Skip to content

Proposal Would Create Alert System For Missing Indigenous People

Above Photo: People Gather Outside The Yakama Legends Casino Events Center In Toppenish, Wash. Before The First Meeting Of The State’s New Task Force For Missing And Murdered Indigenous People On Thursday, Dec. 2, 2021. Emree Weaver / Yakima Herald-Republic File.

Washington State – A bill proposed in Olympia would create an alert system for missing and murdered Indigenous women and people, the first of its kind in Washington and the United States.

House Bill 1725 would create an alert to help identify and locate missing Indigenous women and people. Similar to “silver alerts” for missing vulnerable adults, it would broadcast information about missing Indigenous people on message signs and in highway advisory radio messages when activated, as well as through news releases to local and regional media, according to a news release from state Attorney General Bob Ferguson.

It would be the first alert system specifically for missing and murdered Indigenous women and people in the country, the news release said.

State Reps. Debra Lekanoff, D-Bow, and Roger Goodman, D-Kirkland, are sponsoring the bill, which they are working on with Ferguson. The bill was pre-filed for introduction Monday.

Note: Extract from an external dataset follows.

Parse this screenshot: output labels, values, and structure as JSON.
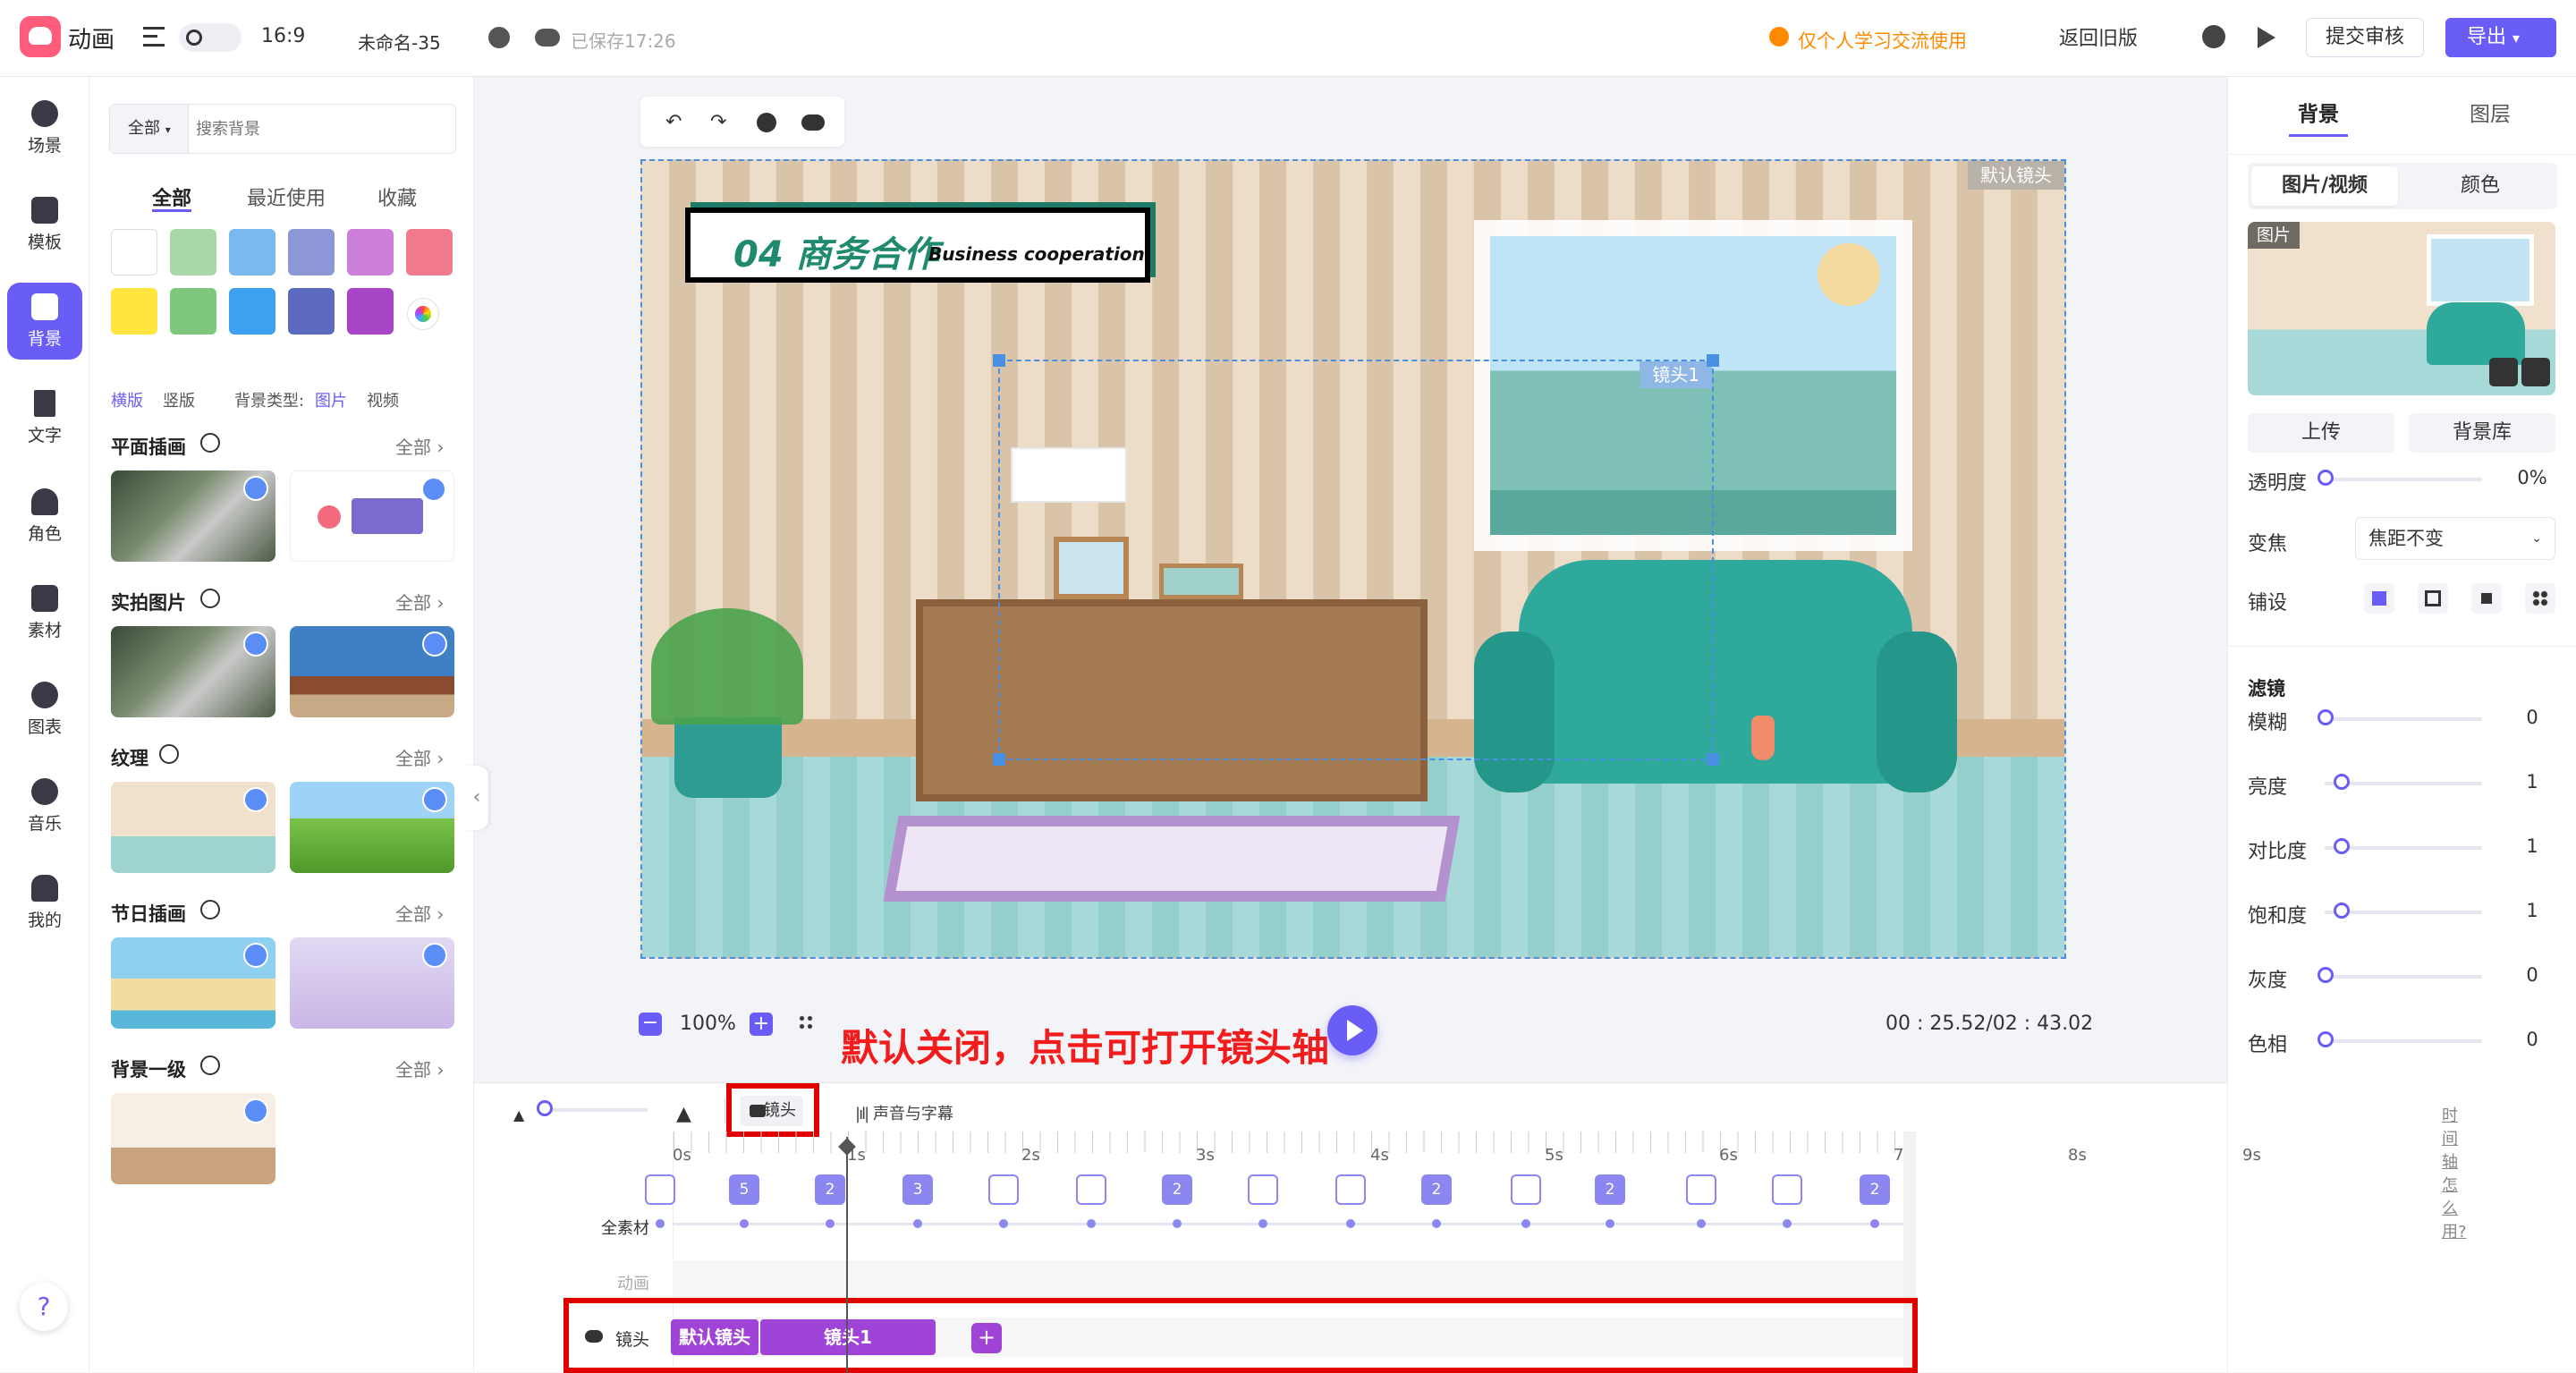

Lekanoff is on the executive committee of the new state task force on missing and murdered Indigenous women and people. Task force members will assess systemic causes behind the high rate of disappearances and murders of Indigenous women and people, Ferguson said in announcing the task force.

The 23-member task force had its first official meetings on Dec. 2-3, which were hosted by the Yakama Nation and included an in-person listening session at Legends Casino in Toppenish.

Of the 110 people on the Washington State Patrol’s list of missing Indigenous people, 27 have ties to the Yakama Nation or Yakima area in Central Washington. Many cases are unsolved. The historic crisis extends throughout and beyond the United States.

“Too many Indigenous mothers, sisters, wives and daughters have been torn from their families and their children raised without mothers,” Lekanoff said in the news release. “This crisis impacts every one of our families and communities and it takes collaboration among all governing bodies, law enforcement and media to bring awareness and stop these horrific crimes.”

Indigenous women and people go missing and are murdered at rates higher than any other ethnic group in the United States. In Washington, more than four times as many Indigenous women go missing than white women, according to research conducted by the Urban Indian Health Institute in Seattle.

Alert systems, especially when combined with widespread social media attention, can bring fast and positive resolutions to what could be dangerous or fatal situations for those who go missing. Washington is one of 37 states with a “silver alert” system for missing vulnerable adults, according to the news release. States that report data on “silver alerts” report a high success rate.

“The rate of missing and murdered Indigenous women in Washington is a crisis,” Ferguson said. “We must do everything we can to address this problem. This effective tool will help quickly and safely locate missing Indigenous women and people.”